Brief —
Search the entries for the word "title" and copy each line that has it.

····················

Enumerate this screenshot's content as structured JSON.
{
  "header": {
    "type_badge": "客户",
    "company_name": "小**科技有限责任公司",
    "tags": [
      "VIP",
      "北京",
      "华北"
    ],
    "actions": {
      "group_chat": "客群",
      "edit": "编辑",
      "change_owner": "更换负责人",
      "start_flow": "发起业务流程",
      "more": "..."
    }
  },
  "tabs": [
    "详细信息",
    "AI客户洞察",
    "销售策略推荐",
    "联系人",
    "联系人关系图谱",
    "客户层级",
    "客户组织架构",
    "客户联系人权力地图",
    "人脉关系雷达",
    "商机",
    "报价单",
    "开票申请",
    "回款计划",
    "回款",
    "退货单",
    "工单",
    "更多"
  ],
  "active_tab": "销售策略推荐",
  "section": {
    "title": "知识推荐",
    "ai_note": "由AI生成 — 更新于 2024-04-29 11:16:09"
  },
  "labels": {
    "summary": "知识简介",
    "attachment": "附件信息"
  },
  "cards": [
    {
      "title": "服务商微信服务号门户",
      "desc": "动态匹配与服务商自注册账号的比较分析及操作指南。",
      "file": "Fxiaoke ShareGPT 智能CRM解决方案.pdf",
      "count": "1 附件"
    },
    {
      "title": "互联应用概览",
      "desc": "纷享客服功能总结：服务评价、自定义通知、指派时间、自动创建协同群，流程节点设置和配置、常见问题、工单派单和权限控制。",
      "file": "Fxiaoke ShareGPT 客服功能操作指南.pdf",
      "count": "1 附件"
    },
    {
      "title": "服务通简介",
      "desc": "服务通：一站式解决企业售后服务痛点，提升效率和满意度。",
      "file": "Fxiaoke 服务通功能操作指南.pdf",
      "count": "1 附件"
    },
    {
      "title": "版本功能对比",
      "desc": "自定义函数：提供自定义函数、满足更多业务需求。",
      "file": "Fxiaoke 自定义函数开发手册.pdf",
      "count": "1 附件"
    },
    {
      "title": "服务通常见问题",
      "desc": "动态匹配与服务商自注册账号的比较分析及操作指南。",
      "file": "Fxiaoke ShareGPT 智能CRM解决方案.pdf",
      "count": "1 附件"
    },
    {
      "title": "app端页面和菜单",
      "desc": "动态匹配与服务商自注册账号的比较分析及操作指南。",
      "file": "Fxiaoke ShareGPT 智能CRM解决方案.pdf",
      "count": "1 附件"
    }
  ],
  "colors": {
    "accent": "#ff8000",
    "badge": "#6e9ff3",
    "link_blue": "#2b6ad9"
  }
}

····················

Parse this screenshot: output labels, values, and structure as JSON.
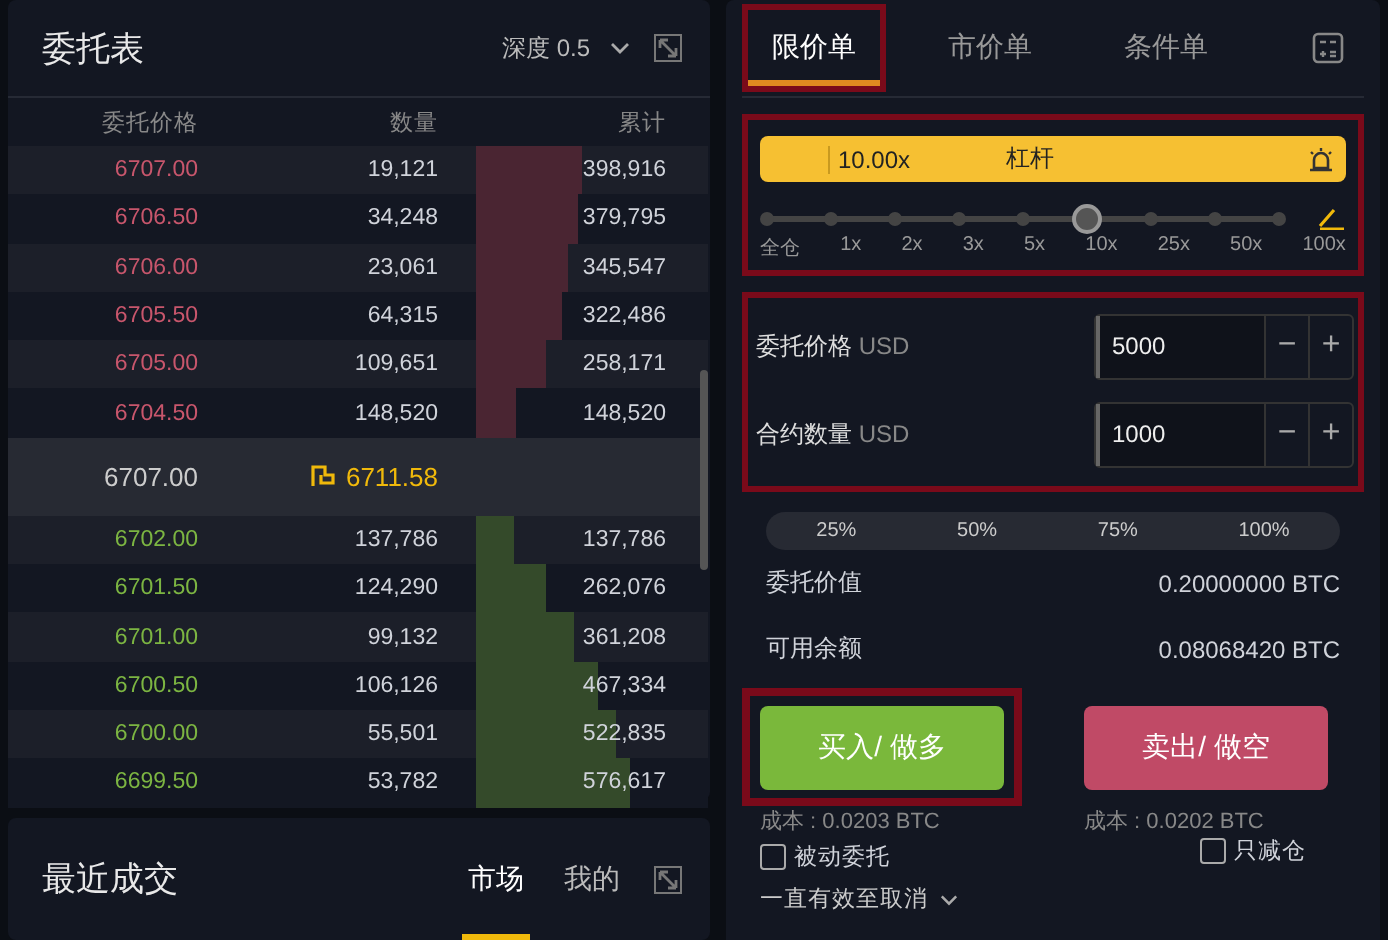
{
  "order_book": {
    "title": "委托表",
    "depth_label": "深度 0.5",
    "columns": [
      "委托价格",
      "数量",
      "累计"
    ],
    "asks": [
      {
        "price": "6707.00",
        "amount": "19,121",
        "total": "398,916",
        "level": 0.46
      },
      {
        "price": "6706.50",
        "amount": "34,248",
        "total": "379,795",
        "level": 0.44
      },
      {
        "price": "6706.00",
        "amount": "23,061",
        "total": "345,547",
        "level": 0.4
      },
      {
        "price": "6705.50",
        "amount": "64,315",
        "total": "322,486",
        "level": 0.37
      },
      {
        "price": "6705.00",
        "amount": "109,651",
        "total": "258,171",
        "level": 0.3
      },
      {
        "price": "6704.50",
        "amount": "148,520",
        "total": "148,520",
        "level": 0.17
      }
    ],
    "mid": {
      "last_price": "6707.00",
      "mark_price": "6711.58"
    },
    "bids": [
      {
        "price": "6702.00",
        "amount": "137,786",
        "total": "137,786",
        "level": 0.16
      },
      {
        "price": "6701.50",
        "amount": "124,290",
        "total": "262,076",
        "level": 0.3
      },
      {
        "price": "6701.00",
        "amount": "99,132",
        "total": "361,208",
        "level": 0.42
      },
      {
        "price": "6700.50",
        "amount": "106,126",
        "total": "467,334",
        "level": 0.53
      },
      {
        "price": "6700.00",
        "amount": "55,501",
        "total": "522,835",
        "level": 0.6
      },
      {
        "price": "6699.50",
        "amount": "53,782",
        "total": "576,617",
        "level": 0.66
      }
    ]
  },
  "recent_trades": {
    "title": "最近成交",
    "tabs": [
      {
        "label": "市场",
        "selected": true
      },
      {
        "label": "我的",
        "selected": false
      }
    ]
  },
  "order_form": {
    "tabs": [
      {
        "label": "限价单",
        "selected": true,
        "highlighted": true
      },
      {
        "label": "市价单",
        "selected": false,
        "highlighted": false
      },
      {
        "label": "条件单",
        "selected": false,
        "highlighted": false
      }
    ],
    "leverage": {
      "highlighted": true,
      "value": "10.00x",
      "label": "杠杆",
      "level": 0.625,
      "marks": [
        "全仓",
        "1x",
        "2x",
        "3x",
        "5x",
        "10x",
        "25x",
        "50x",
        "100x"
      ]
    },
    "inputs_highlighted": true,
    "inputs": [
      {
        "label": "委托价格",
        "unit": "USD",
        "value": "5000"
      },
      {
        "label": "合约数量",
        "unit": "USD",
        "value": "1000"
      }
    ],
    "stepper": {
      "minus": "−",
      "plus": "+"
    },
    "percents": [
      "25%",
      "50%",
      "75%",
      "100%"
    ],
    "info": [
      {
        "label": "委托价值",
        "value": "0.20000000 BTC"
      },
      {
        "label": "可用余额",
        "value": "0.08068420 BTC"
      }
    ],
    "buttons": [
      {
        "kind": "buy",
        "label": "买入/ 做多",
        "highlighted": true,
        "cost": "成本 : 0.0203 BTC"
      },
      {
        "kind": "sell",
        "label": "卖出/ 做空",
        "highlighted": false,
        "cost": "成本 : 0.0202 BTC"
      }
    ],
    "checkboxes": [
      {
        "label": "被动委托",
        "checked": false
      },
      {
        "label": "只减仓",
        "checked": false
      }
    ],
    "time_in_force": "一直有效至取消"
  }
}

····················

Solution to this task —
    "title": "知识推荐",
      "title": "服务商微信服务号门户",
      "title": "互联应用概览",
      "title": "服务通简介",
      "title": "版本功能对比",
      "title": "服务通常见问题",
      "title": "app端页面和菜单",
    "title": "委托表",
    "title": "最近成交",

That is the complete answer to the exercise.